GOP Senate candidate Cory Gardner, framed by sunflowers and wind turbines, tells voters in a campaign ad this week that he co-wrote a law to launch Colorado's green-energy economy. He leaves out that the law was repealed five years later, deemed useless for not enabling a single project. [...] The Clean Energy Development Authority, which was set up by the law, was intended to assist in the financing of clean-energy projects such as improvements to electricity transmission lines.
Rep. Cory Gardner (R), still in the midst of a very competitive U.S. Senate race in Colorado, seems to believe the key to success is pretending he's a liberal.
For example, the far-right congressman, known for his social conservatism on culture-war issues, recently urged voters to overlook his support for "personhood" measures that would ban common forms of birth control, and instead see him as a progressive champion when it comes to contraception access.
Now, Gardner's suddenly an environmentalist, too.
In one of the GOP lawmaker's new television ads, Gardner stands in front of wind turbines and tells voters, "What is a Republican like me doing at a wind farm? Supporting the next generation, that's what." The congressman boasts that he helped "launch our state's green-energy industry," before the ad tells viewers that Gardner is a "new kind of Republican."
There are two main problems with the claim. First, Gardner didn't actually help launch Colorado's green-energy industry.
Second, the notion that Gardner is presenting himself as some kind of champion of progressive environmental policy is pretty silly -- the League of Conservative Voters publishes a scorecard documenting every member's votes on environmental legislation. Gardner's most recent rating: 4%. No one in the Colorado delegation did worse.
Obviously, this is not the record of a "new kind of Republican." But let's not brush past the fact that Gardner feels the need to pretend to be more progressive.
Doesn't this seem to come up quite often? Anti-contraception Republicans are running around pretending they love birth control.
Far-right GOP lawmakers who voted to kill the Violence Against Women Act are suddenly claiming they love VAWA.
Republican opponents of the minimum wage have discovered that maybe an increase wouldn't be so bad after all.
GOP lawmakers who couldn't wait to base their entire platforms on destroying the Affordable Care Act are suddenly pulling their anti-Obamacare attack ads.
Republicans who want to help dismantle Social Security and Medicare keep claiming they love the social-insurance programs.
And now Cory Gardner, who's spent his congressional career toeing the far-right line on environmental policy, wants Coloradans to see him as a "green-energy" enthusiast, all evidence to the contrary notwithstanding.
I have a sneaky suspicion that if Republicans have a great midterm cycle, which seems possible if not likely, many Beltway pundits will assume it's because conservative ideas are in ascendance.

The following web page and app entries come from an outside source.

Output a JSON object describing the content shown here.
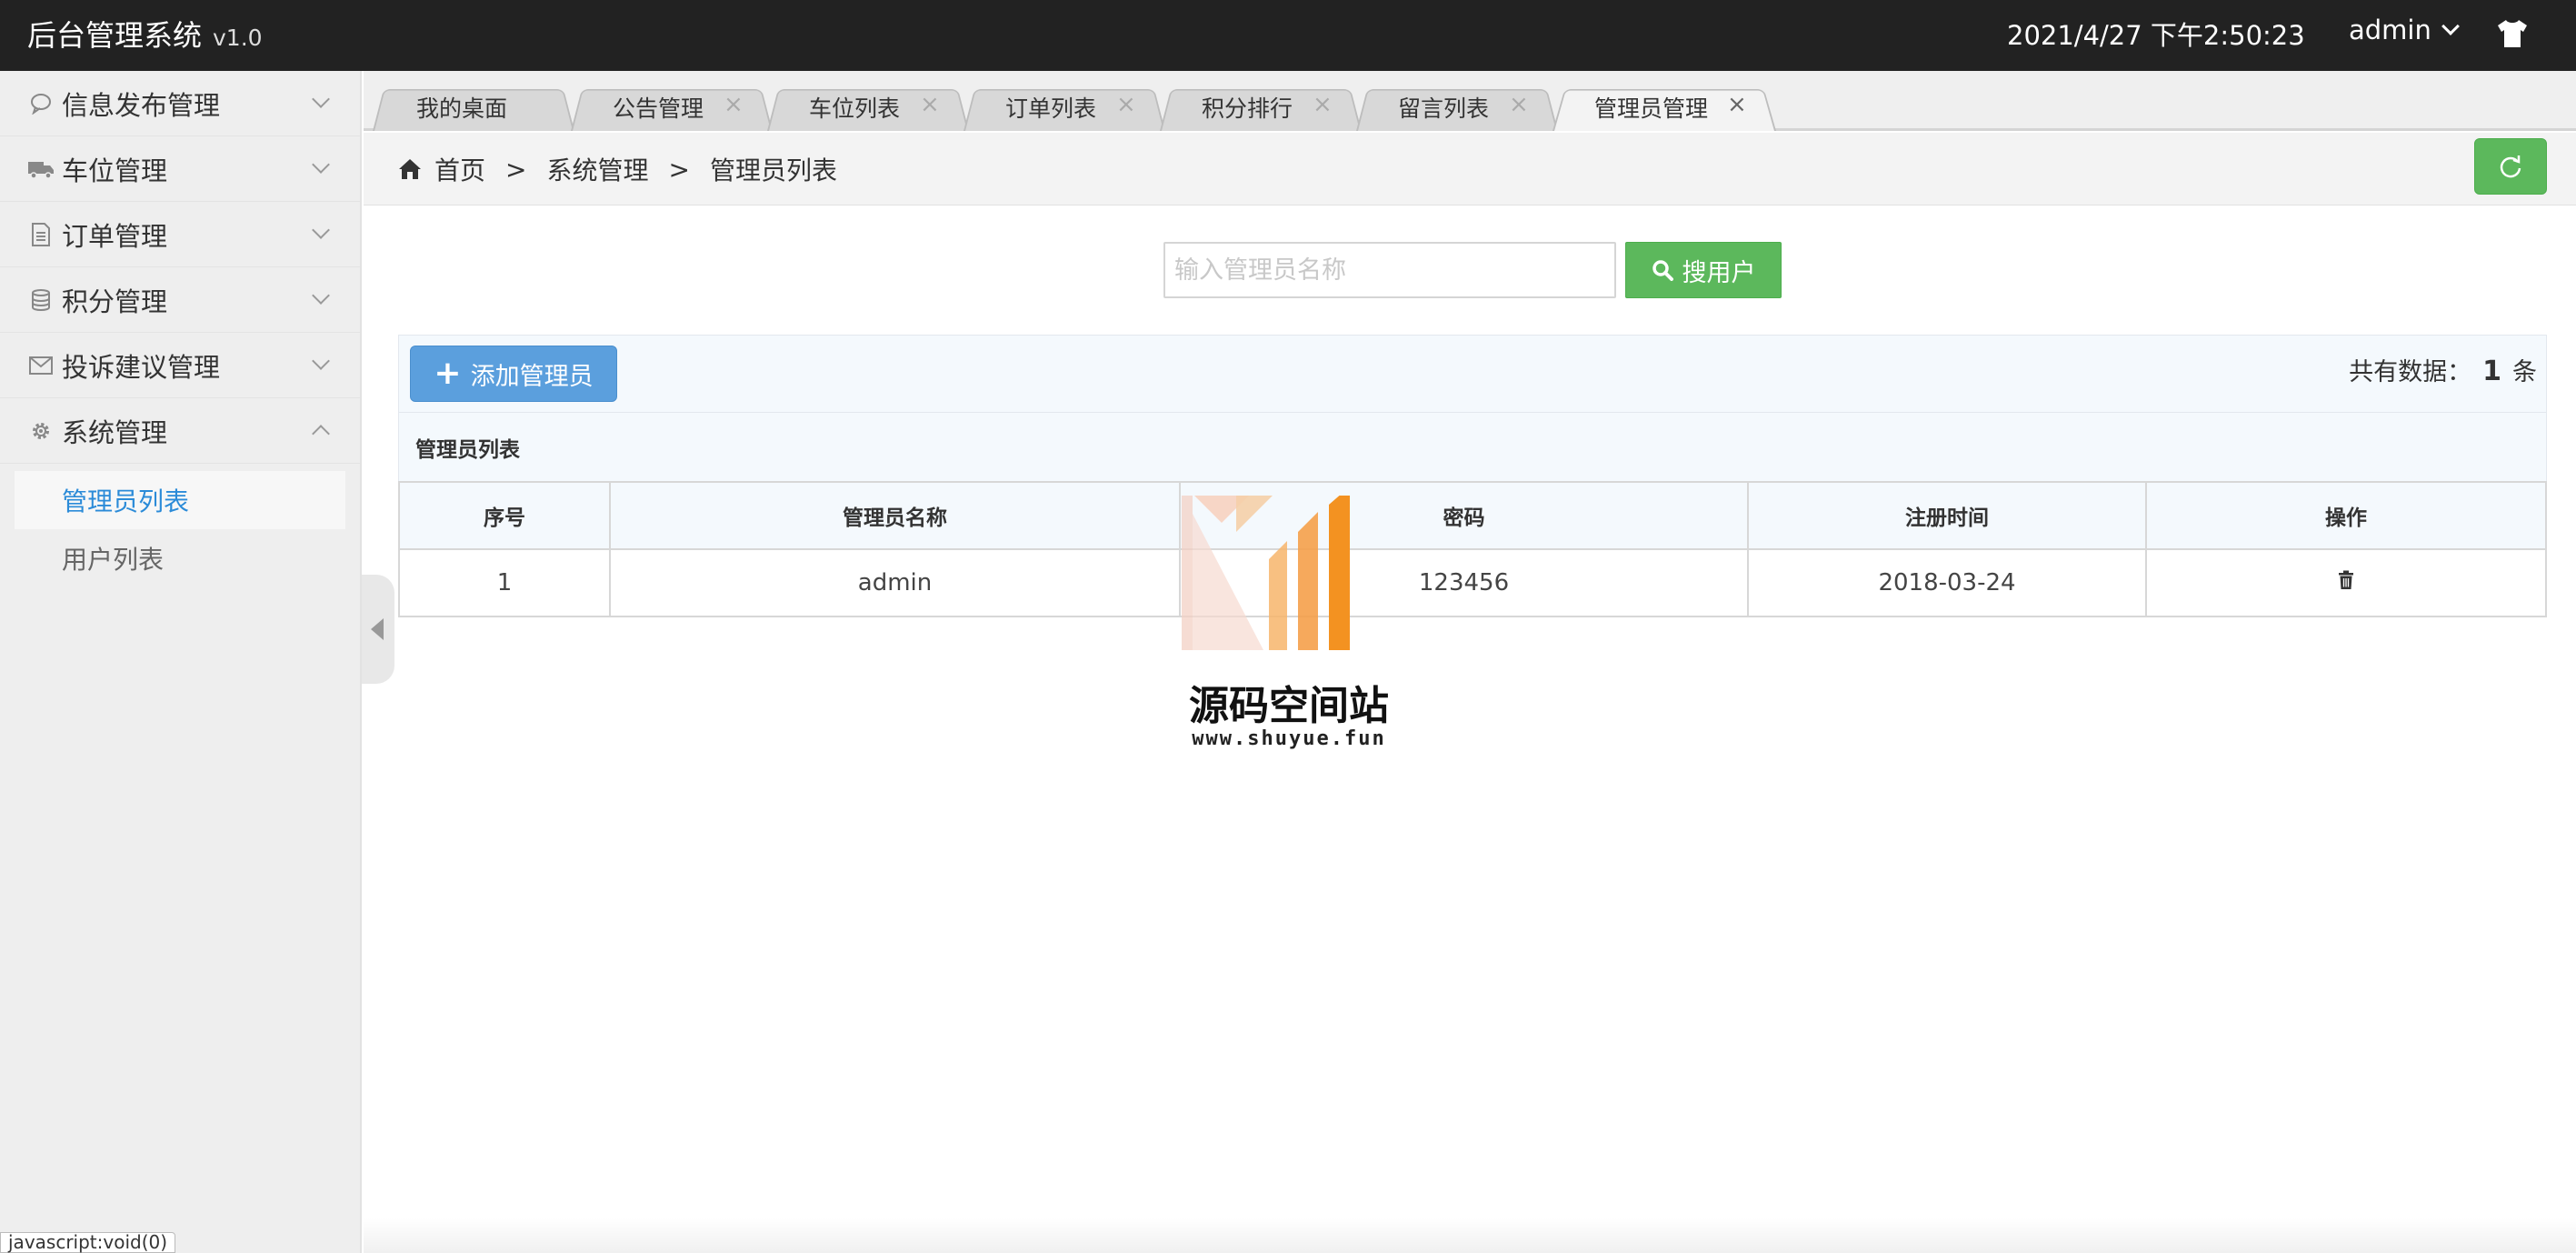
{
  "header": {
    "title": "后台管理系统",
    "version": "v1.0",
    "datetime": "2021/4/27 下午2:50:23",
    "user": "admin"
  },
  "sidebar": {
    "items": [
      {
        "label": "信息发布管理",
        "icon": "chat-icon",
        "expanded": false
      },
      {
        "label": "车位管理",
        "icon": "truck-icon",
        "expanded": false
      },
      {
        "label": "订单管理",
        "icon": "document-icon",
        "expanded": false
      },
      {
        "label": "积分管理",
        "icon": "database-icon",
        "expanded": false
      },
      {
        "label": "投诉建议管理",
        "icon": "envelope-icon",
        "expanded": false
      },
      {
        "label": "系统管理",
        "icon": "gear-icon",
        "expanded": true
      }
    ],
    "subitems": [
      {
        "label": "管理员列表",
        "active": true
      },
      {
        "label": "用户列表",
        "active": false
      }
    ]
  },
  "status_tip": "javascript:void(0)",
  "tabs": [
    {
      "label": "我的桌面",
      "closable": false,
      "active": false
    },
    {
      "label": "公告管理",
      "closable": true,
      "active": false
    },
    {
      "label": "车位列表",
      "closable": true,
      "active": false
    },
    {
      "label": "订单列表",
      "closable": true,
      "active": false
    },
    {
      "label": "积分排行",
      "closable": true,
      "active": false
    },
    {
      "label": "留言列表",
      "closable": true,
      "active": false
    },
    {
      "label": "管理员管理",
      "closable": true,
      "active": true
    }
  ],
  "tab_close_glyph": "×",
  "breadcrumb": {
    "home": "首页",
    "sep": ">",
    "level1": "系统管理",
    "level2": "管理员列表"
  },
  "search": {
    "placeholder": "输入管理员名称",
    "value": "",
    "button": "搜用户"
  },
  "toolbar": {
    "add_label": "添加管理员",
    "total_prefix": "共有数据：",
    "total_count": "1",
    "total_suffix": "条"
  },
  "table": {
    "title": "管理员列表",
    "columns": [
      "序号",
      "管理员名称",
      "密码",
      "注册时间",
      "操作"
    ],
    "rows": [
      {
        "id": "1",
        "name": "admin",
        "password": "123456",
        "registered": "2018-03-24"
      }
    ]
  },
  "watermark": {
    "text": "源码空间站",
    "url": "www.shuyue.fun"
  },
  "colors": {
    "header_bg": "#222222",
    "success": "#5cb85c",
    "primary": "#5b9fdd",
    "active_link": "#2b8bd8",
    "watermark_orange": "#f39221"
  }
}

They'll be wrong -- GOP candidates in a wide variety of close contests are trying to get ahead by moving to the left, not the right.